All lines in the material with the string "state" should be listed.
»»
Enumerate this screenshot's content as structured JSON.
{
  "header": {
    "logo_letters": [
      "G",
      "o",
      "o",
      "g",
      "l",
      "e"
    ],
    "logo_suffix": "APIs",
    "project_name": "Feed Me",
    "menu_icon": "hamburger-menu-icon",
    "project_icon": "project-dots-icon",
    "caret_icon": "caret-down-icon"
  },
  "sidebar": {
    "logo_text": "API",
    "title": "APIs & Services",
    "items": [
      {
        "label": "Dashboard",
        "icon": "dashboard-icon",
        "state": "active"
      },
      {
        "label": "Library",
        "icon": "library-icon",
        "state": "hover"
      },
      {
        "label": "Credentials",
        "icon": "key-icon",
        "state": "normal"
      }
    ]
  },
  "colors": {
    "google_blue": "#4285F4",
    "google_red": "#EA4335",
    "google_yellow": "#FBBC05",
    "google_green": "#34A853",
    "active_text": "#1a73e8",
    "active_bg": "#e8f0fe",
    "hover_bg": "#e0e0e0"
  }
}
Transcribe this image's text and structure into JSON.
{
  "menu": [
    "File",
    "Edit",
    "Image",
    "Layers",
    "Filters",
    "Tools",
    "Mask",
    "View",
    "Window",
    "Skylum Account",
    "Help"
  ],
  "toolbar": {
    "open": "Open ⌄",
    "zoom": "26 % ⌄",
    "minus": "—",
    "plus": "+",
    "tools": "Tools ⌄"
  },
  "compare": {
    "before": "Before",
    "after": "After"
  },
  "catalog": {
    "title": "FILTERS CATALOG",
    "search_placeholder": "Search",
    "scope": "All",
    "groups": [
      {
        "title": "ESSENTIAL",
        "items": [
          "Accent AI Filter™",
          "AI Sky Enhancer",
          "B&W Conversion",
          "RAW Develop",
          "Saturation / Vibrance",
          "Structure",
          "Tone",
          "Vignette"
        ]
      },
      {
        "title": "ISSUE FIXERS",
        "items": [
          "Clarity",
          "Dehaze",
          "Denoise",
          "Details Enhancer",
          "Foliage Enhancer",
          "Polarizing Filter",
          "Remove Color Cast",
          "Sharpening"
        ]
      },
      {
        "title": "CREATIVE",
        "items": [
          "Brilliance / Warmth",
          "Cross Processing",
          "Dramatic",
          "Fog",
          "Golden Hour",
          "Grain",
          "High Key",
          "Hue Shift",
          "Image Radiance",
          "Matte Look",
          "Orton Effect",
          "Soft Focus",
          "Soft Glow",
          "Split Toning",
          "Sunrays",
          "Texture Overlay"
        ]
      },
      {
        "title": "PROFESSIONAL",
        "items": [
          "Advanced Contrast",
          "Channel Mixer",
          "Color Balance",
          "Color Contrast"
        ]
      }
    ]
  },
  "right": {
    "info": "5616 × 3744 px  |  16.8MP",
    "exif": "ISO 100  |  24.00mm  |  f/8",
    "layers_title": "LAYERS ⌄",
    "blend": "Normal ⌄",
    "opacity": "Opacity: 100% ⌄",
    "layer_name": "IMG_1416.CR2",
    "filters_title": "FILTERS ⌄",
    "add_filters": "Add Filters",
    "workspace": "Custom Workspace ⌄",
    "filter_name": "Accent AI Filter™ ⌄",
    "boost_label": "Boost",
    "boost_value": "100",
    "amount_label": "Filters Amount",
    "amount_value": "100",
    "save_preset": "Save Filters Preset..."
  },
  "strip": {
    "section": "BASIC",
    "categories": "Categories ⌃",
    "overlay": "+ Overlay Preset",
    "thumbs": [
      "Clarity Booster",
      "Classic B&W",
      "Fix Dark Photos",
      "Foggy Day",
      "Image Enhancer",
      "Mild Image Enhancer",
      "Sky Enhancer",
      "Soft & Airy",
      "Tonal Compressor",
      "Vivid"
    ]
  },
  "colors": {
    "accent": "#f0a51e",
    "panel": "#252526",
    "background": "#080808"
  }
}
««
# SOLUTION FOR THIS PROBLEM
        "state": "active"
        "state": "hover"
        "state": "normal"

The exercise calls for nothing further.